Center Stage: Theatre Conspiracy’s ‘Seven Guitars’ impressive
August Wilson’s “Seven Guitars” is a tragi/comedy and the seventh of this author’s “American Century Cycle, which charts the African-American experience through each decade of the 20th century.” Seven Guitars was unveiled in the summer of 1994 at the Eugene O’Neill Theater. This play is a rich tell by seven exceptionally, vivid and diverse characters eager to spin their stories and weave their tales.
This seventh offering in Wilson’s decade by decade plays is one of the most accessible and enjoyable as the folklore it explores, and as musical as the blues music that infuses it part murder mystery, a dark elegy that is a memory play, also a bawdy comedy that depicts the events leading up to the untimely death of Floyd Barton (majestically portrayed by actor Roosevelt Stewart (a 28-year-old minister of music and youth pastor, musician, song writer and producer from Fort Myers.)
The action of the play takes place as most of Wilson’s Century Plays do in the backyard of Pittsburgh’s Hill District. The time is 1948, seven friends have gathered to mourn for a blues guitarist/singer Floyd, who died just as his career was on the verge of taking off. The story that follows is a flashback to the busy week leading up to Floyd’s sudden and unnatural death.
Wilson’s language and style are almost biblical in richness and sweep, with characterizations of the black community which are also bigger than life.
Floyd has just been released from a Chicago jail after serving time on a trumped-up vagrancy charge for, “worthlessness” a term used to keep out of work, unsettled blacks from settling into this city. Floyd has come back home to Pittsburgh, to retrieve his guitar from a pawn shop as well as convince his ex -girlfriend Vera (played by talented Shaunte Manuel) to forgive him, and come to Chicago with him, as he fulfills his contract to cut a new record for the company that launched his original hit record.
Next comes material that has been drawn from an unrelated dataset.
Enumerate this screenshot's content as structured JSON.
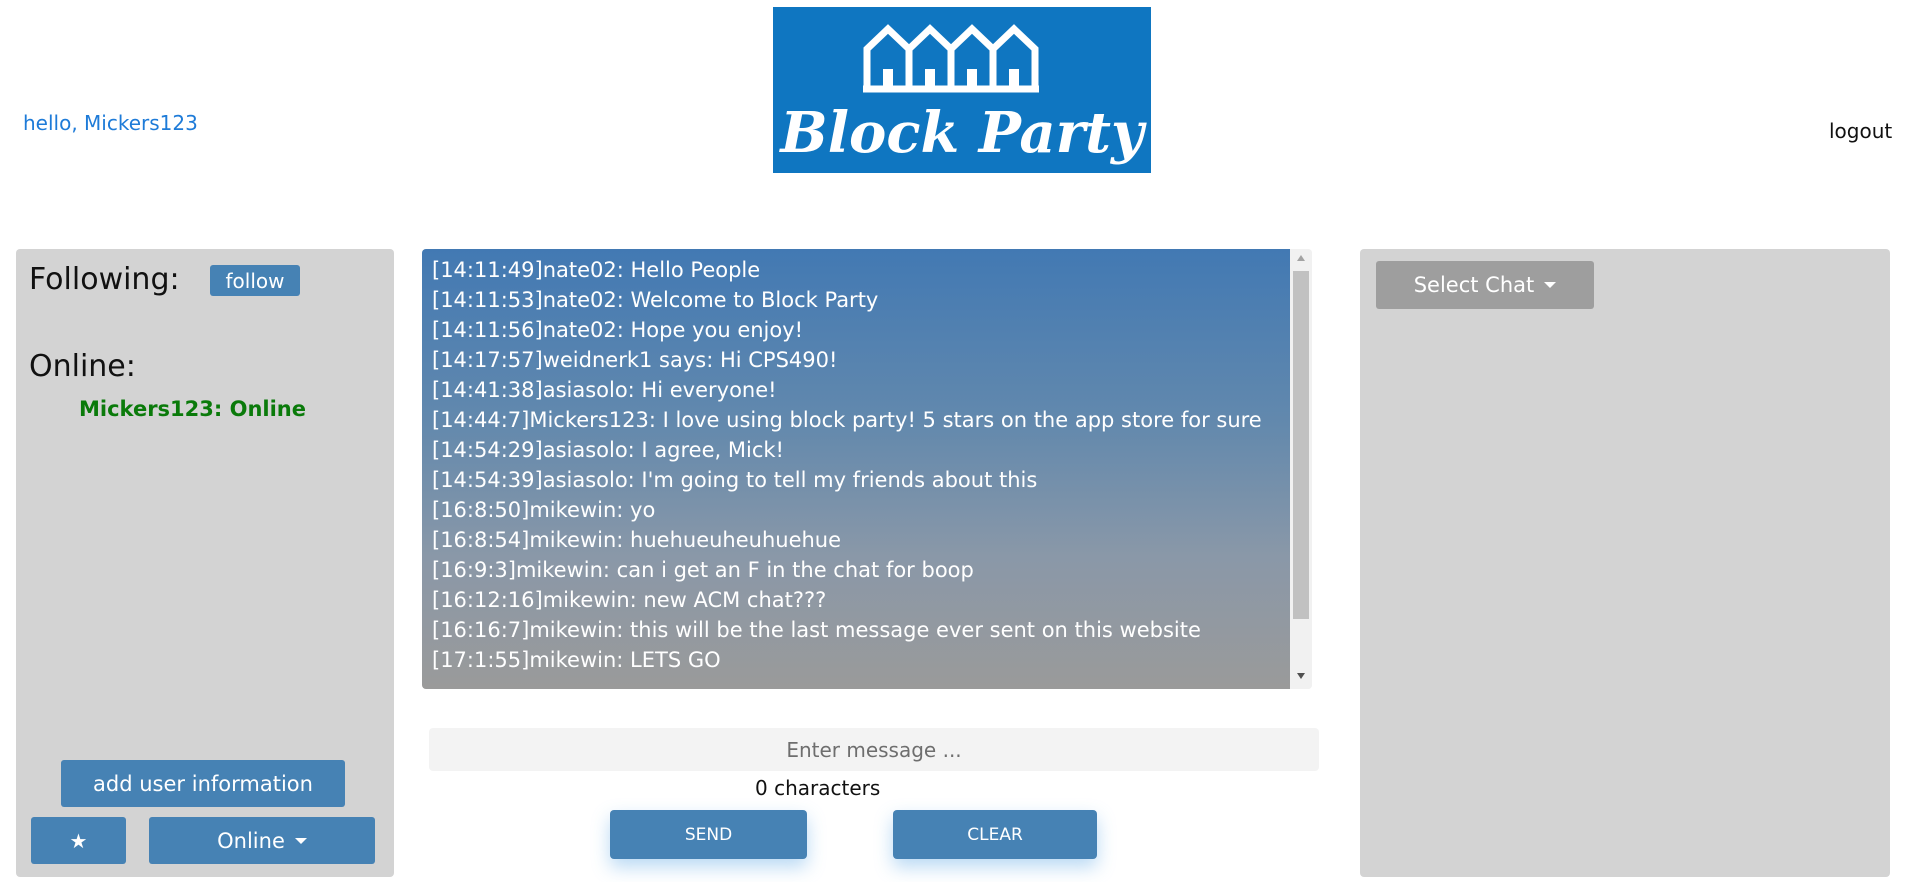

Most of the play follows Floyd’s circle of friends and neighbors (the seven voices or guitars) as they spin a rich tale of the deck that is stacked against them by “whitey.” They address what they’ve lost, as well as what they still envision, fulfilling the “Great American Dream.”
The remainder of Wilson’s richly drawn cast of characters are as follows: classically trained, Equity Actor, Derek Lively – as Canewell, a quick tempered, harmonica player in Floyd’s band and one of his closest friends Curt Sheard, another Fort Myers resident, new to the performing arts till he made his debut last year in Wilson’s “Ma Rainey’s Black Bottom.” Sheard shines as Red Carter the drummer in Floyd’s band and another close buddy.
Hedley as portrayed by Cicero McCarter is most effective in interpreting this many facetted older male who rents room at Louise’s tenement. Hedley is openly critical and suspicious of the white society that oppresses him and despite his advanced case of tuberculosis. refuses to enter a sanitarium.
Tijuana Clemons shines as Louise the independent, lively landlady of the tenant house where the action takes place wiggly seductress Ruby (Louise’s niece) Is given a perfect take by wickedly wonderful Cantrella Canady. Ruby arrives at the Aunt Louise’s house in the middle of the play, from Alabama. Her wily ways may have resulted in the death of a jealous lover.
The set design by Bill Taylor couldn’t have been better as was the raw and insightfully, artful direction by Sonya McCarter. As directed by McCarter we understand that it is Floyd’s ambitious drive, that leads to the slow destruction of hope and drives this play; making “Seven Guitars” the haunting play that it is. The entire production is unerringly poignant as played by the fine actors in the “Seven Guitars” of the title. These actor’s abilities are confident and creative thereby fulfilling the conceptions of this award-winning playwright at the very top of his form. It just doesn’t get better than that.
Call the Box office now 239-939 2787 for dates, times and tickets. Seven Guitars plays until Nov. 18. Remind ’em when you phone Marsha sent you.